“What I love about the English major is that it challenges you in a completely unique way,” says Michael Fronk, a senior English and math major at the University of Notre Dame. “Just the critical dialogue that you’re able to have about these esteemed works of literature that have survived throughout the ages, discussing the human condition, and the way you’re required to just think critically about these and to form your own novel intelligent thoughts and formulate them into writing, has just been an experience that I’ve found tremendous and invaluable.”
Finding and publishing long-forgotten musical compositions by classical composers is usually a project reserved for Ph.D. and master’s students. But don’t tell Samantha Osborn that. Last summer the Notre Dame music and pre-med major spent two weeks in Rome at the Conservatory of Saint Cecilia, where she was able to locate and duplicate eight of Baroque composer Alessandro Scarlatti’s handwritten cantatas. She will perform one of them this spring as part of her senior thesis recital.
Beginning in fall 2013, Notre Dame undergraduate students interested in pursuing international economics as a major can choose from among five new language options: Arabic, Chinese, Japanese, German, and Russian.
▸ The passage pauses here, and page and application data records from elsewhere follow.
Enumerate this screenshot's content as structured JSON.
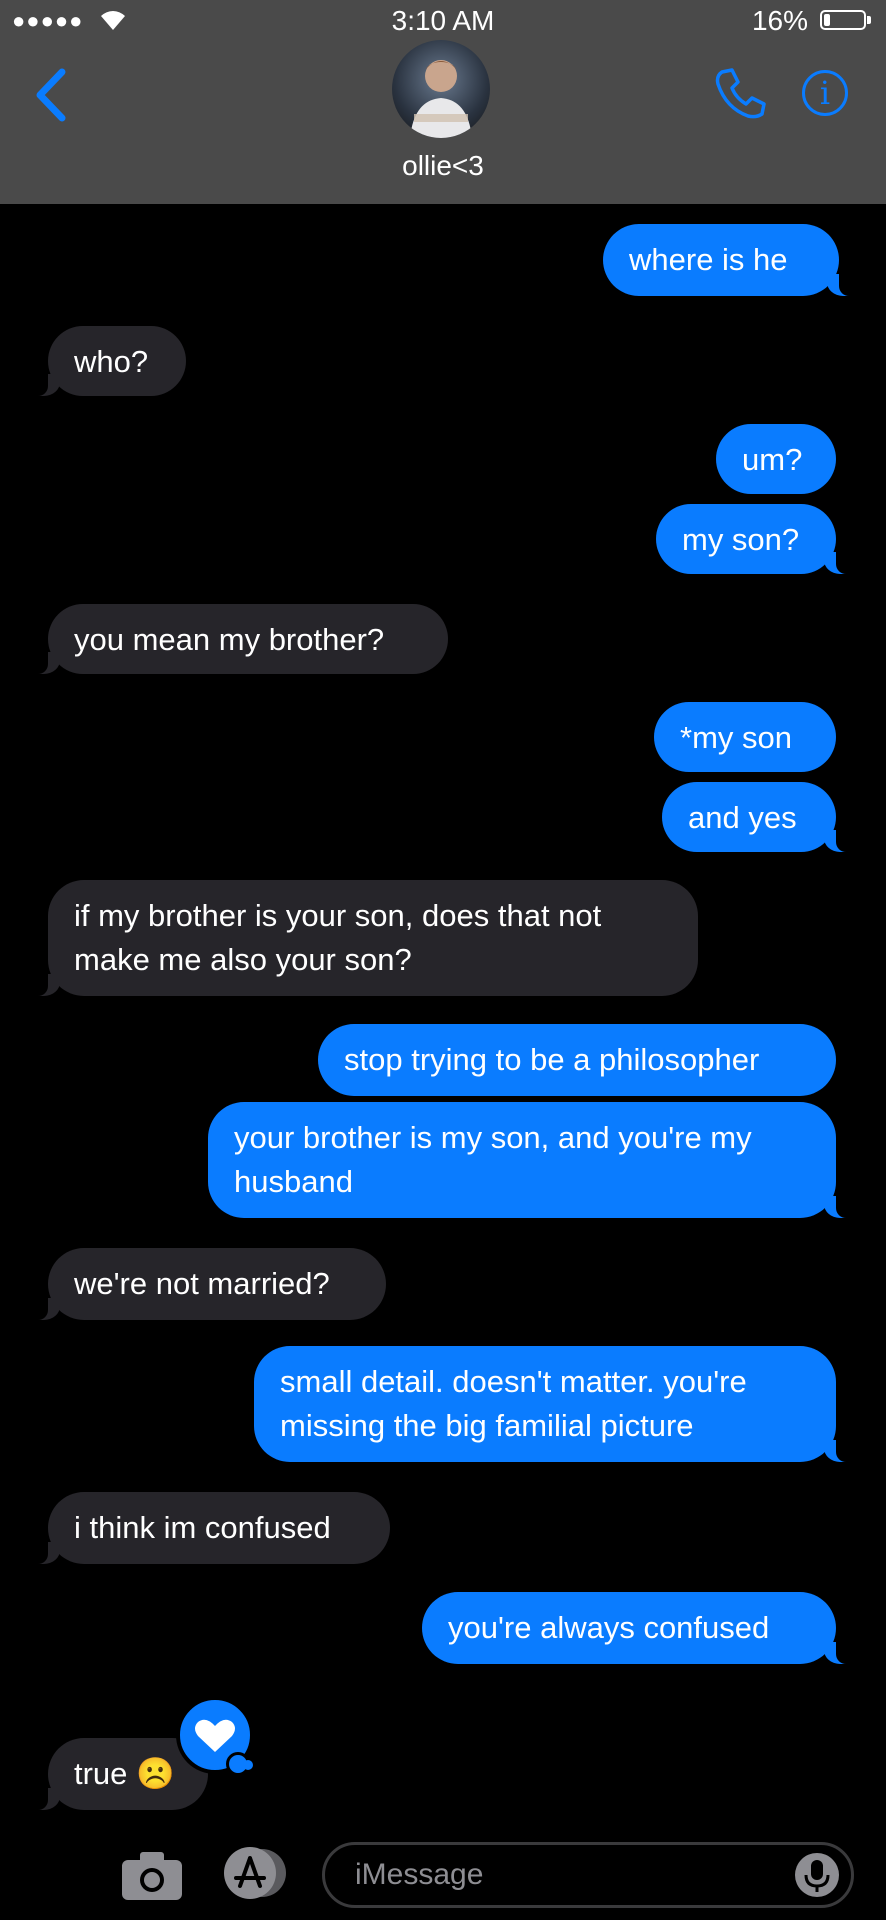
{
  "status_bar": {
    "signal": "●●●●●",
    "time": "3:10 AM",
    "battery_percent": "16%",
    "battery_level": 0.16
  },
  "header": {
    "contact_name": "ollie<3",
    "icons": {
      "back": "chevron-left-icon",
      "call": "phone-icon",
      "info": "info-icon"
    },
    "accent_color": "#0a7cff"
  },
  "messages": [
    {
      "from": "me",
      "text": "where is he"
    },
    {
      "from": "them",
      "text": "who?"
    },
    {
      "from": "me",
      "text": "um?"
    },
    {
      "from": "me",
      "text": "my son?"
    },
    {
      "from": "them",
      "text": "you mean my brother?"
    },
    {
      "from": "me",
      "text": "*my son"
    },
    {
      "from": "me",
      "text": "and yes"
    },
    {
      "from": "them",
      "text": "if my brother is your son, does that not\nmake me also your son?"
    },
    {
      "from": "me",
      "text": "stop trying to be a philosopher"
    },
    {
      "from": "me",
      "text": "your brother is my son, and you're my\nhusband"
    },
    {
      "from": "them",
      "text": "we're not married?"
    },
    {
      "from": "me",
      "text": "small detail. doesn't matter. you're\nmissing the big familial picture"
    },
    {
      "from": "them",
      "text": "i think im confused"
    },
    {
      "from": "me",
      "text": "you're always confused"
    },
    {
      "from": "them",
      "text": "true ☹️",
      "reaction": "heart-icon"
    }
  ],
  "input_bar": {
    "placeholder": "iMessage",
    "icons": {
      "camera": "camera-icon",
      "apps": "app-store-icon",
      "mic": "microphone-icon"
    }
  },
  "colors": {
    "sent_bubble": "#0a7cff",
    "received_bubble": "#26252a",
    "background": "#000000"
  }
}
These are in addition to the three Romance languages—French, Italian, and Spanish—already available.
“I wanted to learn how to think and to challenge my beliefs and to learn about the world, and then learn how to engage that world when I got out of college—that’s what anthropology does,”" says Sarah McGough, a junior anthropology major in Notre Dame’s College of Arts and Letters and a student in the Glynn Family Honors Program.
The Winston Churchill Foundation of the United States has selected MurphyKate Montee as a Churchill Scholar for the academic year 2013-2014. Montee, a senior mathematics and music (voice) double major in the Glynn Family Honors Program, is one of just 14 students in the United States to receive this honor.